Your answer must be an exact copy of the listing that follows, with all pictures omitted.

### LISTED ENTRIES
------------

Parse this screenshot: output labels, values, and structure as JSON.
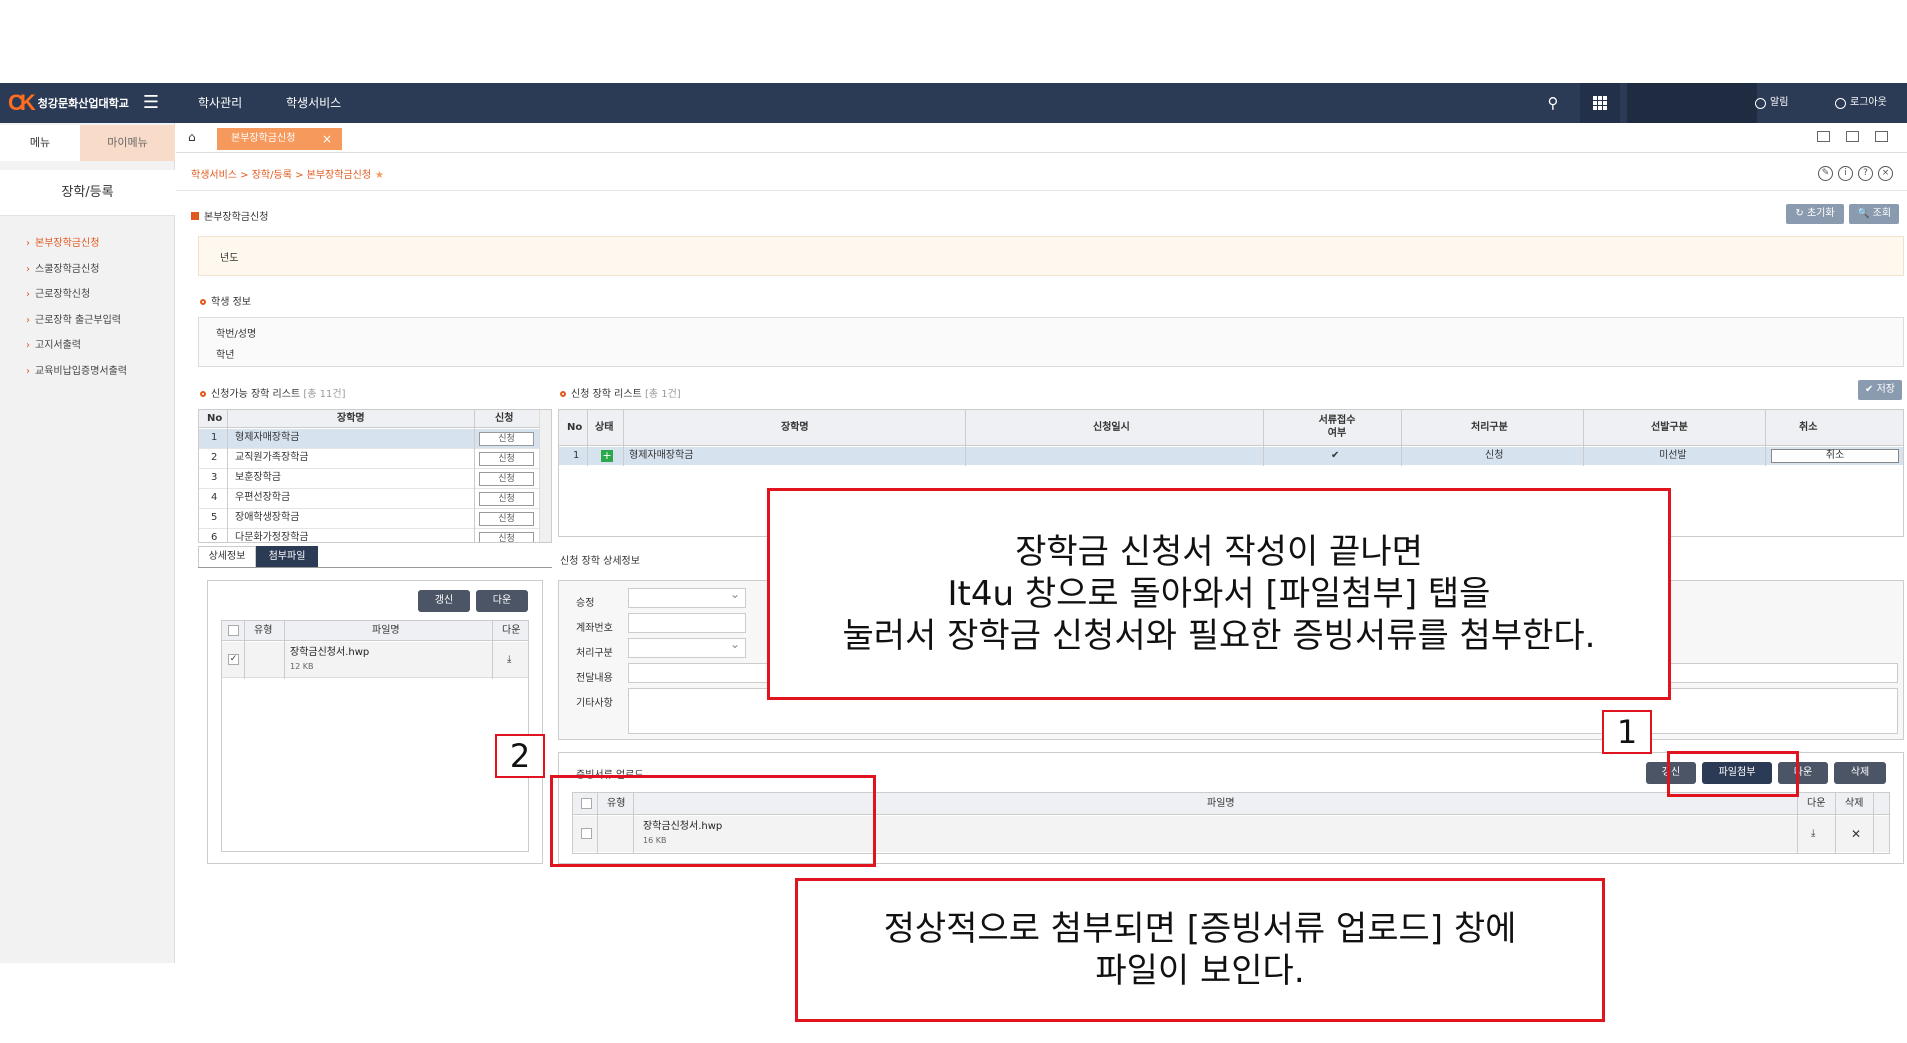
{
  "header": {
    "logo_mark": "CK",
    "school_name": "청강문화산업대학교",
    "menus": [
      "학사관리",
      "학생서비스"
    ],
    "notify_label": "알림",
    "logout_label": "로그아웃"
  },
  "sidebar": {
    "tabs": [
      "메뉴",
      "마이메뉴"
    ],
    "title": "장학/등록",
    "items": [
      {
        "label": "본부장학금신청",
        "active": true
      },
      {
        "label": "스쿨장학금신청",
        "active": false
      },
      {
        "label": "근로장학신청",
        "active": false
      },
      {
        "label": "근로장학 출근부입력",
        "active": false
      },
      {
        "label": "고지서출력",
        "active": false
      },
      {
        "label": "교육비납입증명서출력",
        "active": false
      }
    ]
  },
  "page_tab": {
    "label": "본부장학금신청",
    "close": "×"
  },
  "breadcrumb": "학생서비스 > 장학/등록 > 본부장학금신청",
  "page_title": "본부장학금신청",
  "top_buttons": {
    "reset": "↻ 초기화",
    "search": "🔍 조회",
    "save": "✔ 저장"
  },
  "notice_label": "년도",
  "student_section": {
    "title": "학생 정보",
    "labels": [
      "학번/성명",
      "학년"
    ]
  },
  "available_list": {
    "title": "신청가능 장학 리스트",
    "count": "[총 11건]",
    "headers": [
      "No",
      "장학명",
      "신청"
    ],
    "apply_label": "신청",
    "rows": [
      {
        "no": "1",
        "name": "형제자매장학금"
      },
      {
        "no": "2",
        "name": "교직원가족장학금"
      },
      {
        "no": "3",
        "name": "보훈장학금"
      },
      {
        "no": "4",
        "name": "우편선장학금"
      },
      {
        "no": "5",
        "name": "장애학생장학금"
      },
      {
        "no": "6",
        "name": "다문화가정장학금"
      }
    ]
  },
  "applied_list": {
    "title": "신청 장학 리스트",
    "count": "[총 1건]",
    "headers": [
      "No",
      "상태",
      "장학명",
      "신청일시",
      "서류접수\n여부",
      "처리구분",
      "선발구분",
      "취소"
    ],
    "row": {
      "no": "1",
      "name": "형제자매장학금",
      "doc": "✔",
      "proc": "신청",
      "select": "미선발",
      "cancel": "취소"
    }
  },
  "detail_tabs": [
    "상세정보",
    "첨부파일"
  ],
  "attach_panel": {
    "buttons": [
      "갱신",
      "다운"
    ],
    "headers": [
      "유형",
      "파일명",
      "다운"
    ],
    "file": {
      "name": "장학금신청서.hwp",
      "size": "12 KB"
    }
  },
  "detail_form": {
    "title": "신청 장학 상세정보",
    "labels": [
      "승정",
      "계좌번호",
      "처리구분",
      "전달내용",
      "기타사항"
    ]
  },
  "upload_section": {
    "title": "증빙서류 업로드",
    "buttons": [
      "갱신",
      "파일첨부",
      "다운",
      "삭제"
    ],
    "headers": [
      "유형",
      "파일명",
      "다운",
      "삭제"
    ],
    "file": {
      "name": "장학금신청서.hwp",
      "size": "16 KB"
    }
  },
  "annotations": {
    "callout1": [
      "장학금 신청서 작성이 끝나면",
      "It4u 창으로 돌아와서 [파일첨부] 탭을",
      "눌러서 장학금 신청서와 필요한 증빙서류를 첨부한다."
    ],
    "callout2": [
      "정상적으로 첨부되면 [증빙서류 업로드] 창에",
      "파일이 보인다."
    ],
    "num1": "1",
    "num2": "2"
  },
  "colors": {
    "navy": "#2b3a55",
    "accent": "#e05a1e",
    "annotation_red": "#e0141e"
  }
}
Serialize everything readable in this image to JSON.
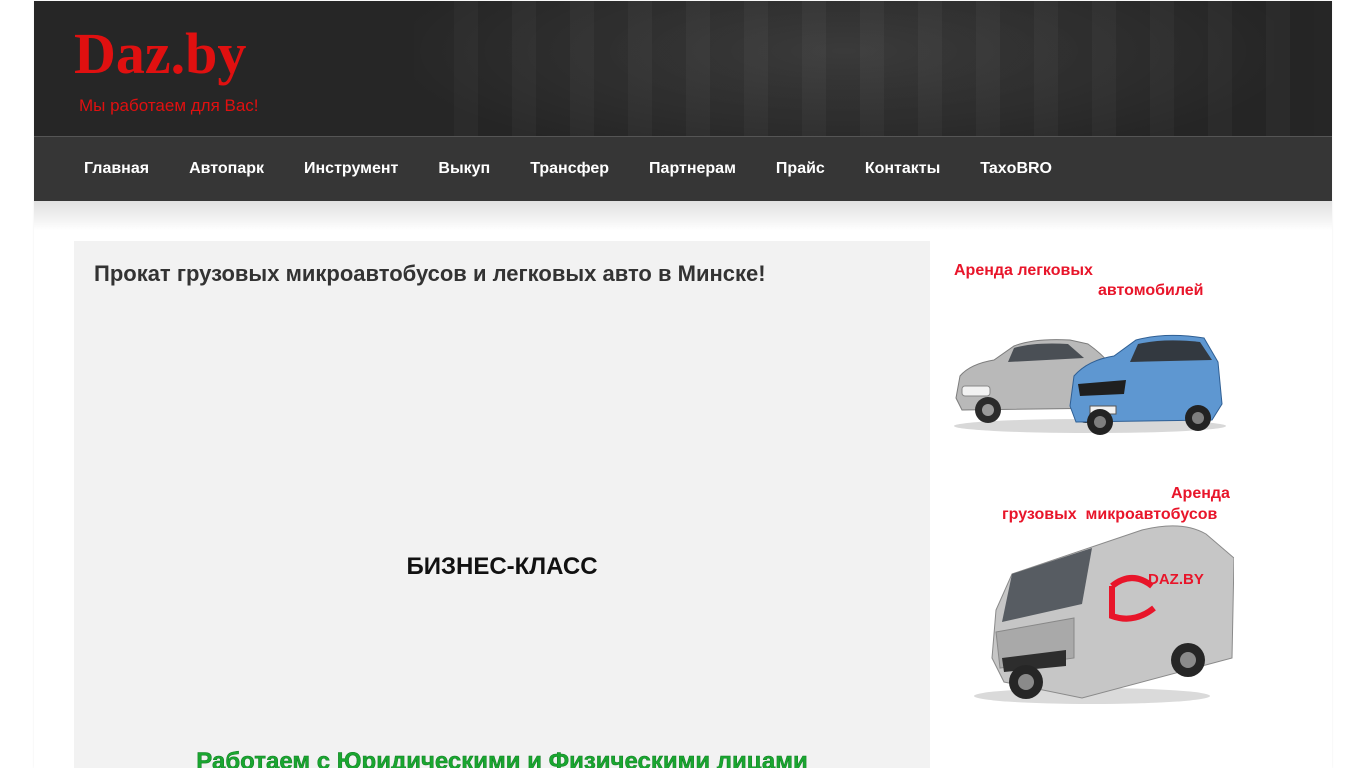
{
  "header": {
    "site_title": "Daz.by",
    "tagline": "Мы работаем для Вас!"
  },
  "nav": {
    "items": [
      {
        "label": "Главная"
      },
      {
        "label": "Автопарк"
      },
      {
        "label": "Инструмент"
      },
      {
        "label": "Выкуп"
      },
      {
        "label": "Трансфер"
      },
      {
        "label": "Партнерам"
      },
      {
        "label": "Прайс"
      },
      {
        "label": "Контакты"
      },
      {
        "label": "TaxoBRO"
      }
    ]
  },
  "main": {
    "title": "Прокат грузовых микроавтобусов и легковых авто в Минске!",
    "business_heading": "БИЗНЕС-КЛАСС",
    "green_line": "Работаем с Юридическими и Физическими лицами"
  },
  "sidebar": {
    "cars_promo": {
      "line1": "Аренда легковых",
      "line2": "автомобилей"
    },
    "van_promo": {
      "line1": "Аренда",
      "line2": "грузовых  микроавтобусов",
      "van_logo": "DAZ.BY"
    }
  },
  "colors": {
    "brand_red": "#e01010",
    "header_bg": "#262626",
    "nav_bg": "#363636",
    "content_bg": "#f2f2f2",
    "green_text": "#1aa630",
    "promo_red": "#e8152a"
  }
}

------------

### PROBLEM SOLUTION
Parse this screenshot: output labels, values, and structure as JSON.
{
  "header": {
    "logo_mark": "CK",
    "school_name": "청강문화산업대학교",
    "menus": [
      "학사관리",
      "학생서비스"
    ],
    "notify_label": "알림",
    "logout_label": "로그아웃"
  },
  "sidebar": {
    "tabs": [
      "메뉴",
      "마이메뉴"
    ],
    "title": "장학/등록",
    "items": [
      {
        "label": "본부장학금신청",
        "active": true
      },
      {
        "label": "스쿨장학금신청",
        "active": false
      },
      {
        "label": "근로장학신청",
        "active": false
      },
      {
        "label": "근로장학 출근부입력",
        "active": false
      },
      {
        "label": "고지서출력",
        "active": false
      },
      {
        "label": "교육비납입증명서출력",
        "active": false
      }
    ]
  },
  "page_tab": {
    "label": "본부장학금신청",
    "close": "×"
  },
  "breadcrumb": "학생서비스 > 장학/등록 > 본부장학금신청",
  "page_title": "본부장학금신청",
  "top_buttons": {
    "reset": "↻ 초기화",
    "search": "🔍 조회",
    "save": "✔ 저장"
  },
  "notice_label": "년도",
  "student_section": {
    "title": "학생 정보",
    "labels": [
      "학번/성명",
      "학년"
    ]
  },
  "available_list": {
    "title": "신청가능 장학 리스트",
    "count": "[총 11건]",
    "headers": [
      "No",
      "장학명",
      "신청"
    ],
    "apply_label": "신청",
    "rows": [
      {
        "no": "1",
        "name": "형제자매장학금"
      },
      {
        "no": "2",
        "name": "교직원가족장학금"
      },
      {
        "no": "3",
        "name": "보훈장학금"
      },
      {
        "no": "4",
        "name": "우편선장학금"
      },
      {
        "no": "5",
        "name": "장애학생장학금"
      },
      {
        "no": "6",
        "name": "다문화가정장학금"
      }
    ]
  },
  "applied_list": {
    "title": "신청 장학 리스트",
    "count": "[총 1건]",
    "headers": [
      "No",
      "상태",
      "장학명",
      "신청일시",
      "서류접수\n여부",
      "처리구분",
      "선발구분",
      "취소"
    ],
    "row": {
      "no": "1",
      "name": "형제자매장학금",
      "doc": "✔",
      "proc": "신청",
      "select": "미선발",
      "cancel": "취소"
    }
  },
  "detail_tabs": [
    "상세정보",
    "첨부파일"
  ],
  "attach_panel": {
    "buttons": [
      "갱신",
      "다운"
    ],
    "headers": [
      "유형",
      "파일명",
      "다운"
    ],
    "file": {
      "name": "장학금신청서.hwp",
      "size": "12 KB"
    }
  },
  "detail_form": {
    "title": "신청 장학 상세정보",
    "labels": [
      "승정",
      "계좌번호",
      "처리구분",
      "전달내용",
      "기타사항"
    ]
  },
  "upload_section": {
    "title": "증빙서류 업로드",
    "buttons": [
      "갱신",
      "파일첨부",
      "다운",
      "삭제"
    ],
    "headers": [
      "유형",
      "파일명",
      "다운",
      "삭제"
    ],
    "file": {
      "name": "장학금신청서.hwp",
      "size": "16 KB"
    }
  },
  "annotations": {
    "callout1": [
      "장학금 신청서 작성이 끝나면",
      "It4u 창으로 돌아와서 [파일첨부] 탭을",
      "눌러서 장학금 신청서와 필요한 증빙서류를 첨부한다."
    ],
    "callout2": [
      "정상적으로 첨부되면 [증빙서류 업로드] 창에",
      "파일이 보인다."
    ],
    "num1": "1",
    "num2": "2"
  },
  "colors": {
    "navy": "#2b3a55",
    "accent": "#e05a1e",
    "annotation_red": "#e0141e"
  }
}
Serialize everything readable in this image to JSON.
{
  "header": {
    "site_title": "Daz.by",
    "tagline": "Мы работаем для Вас!"
  },
  "nav": {
    "items": [
      {
        "label": "Главная"
      },
      {
        "label": "Автопарк"
      },
      {
        "label": "Инструмент"
      },
      {
        "label": "Выкуп"
      },
      {
        "label": "Трансфер"
      },
      {
        "label": "Партнерам"
      },
      {
        "label": "Прайс"
      },
      {
        "label": "Контакты"
      },
      {
        "label": "TaxoBRO"
      }
    ]
  },
  "main": {
    "title": "Прокат грузовых микроавтобусов и легковых авто в Минске!",
    "business_heading": "БИЗНЕС-КЛАСС",
    "green_line": "Работаем с Юридическими и Физическими лицами"
  },
  "sidebar": {
    "cars_promo": {
      "line1": "Аренда легковых",
      "line2": "автомобилей"
    },
    "van_promo": {
      "line1": "Аренда",
      "line2": "грузовых  микроавтобусов",
      "van_logo": "DAZ.BY"
    }
  },
  "colors": {
    "brand_red": "#e01010",
    "header_bg": "#262626",
    "nav_bg": "#363636",
    "content_bg": "#f2f2f2",
    "green_text": "#1aa630",
    "promo_red": "#e8152a"
  }
}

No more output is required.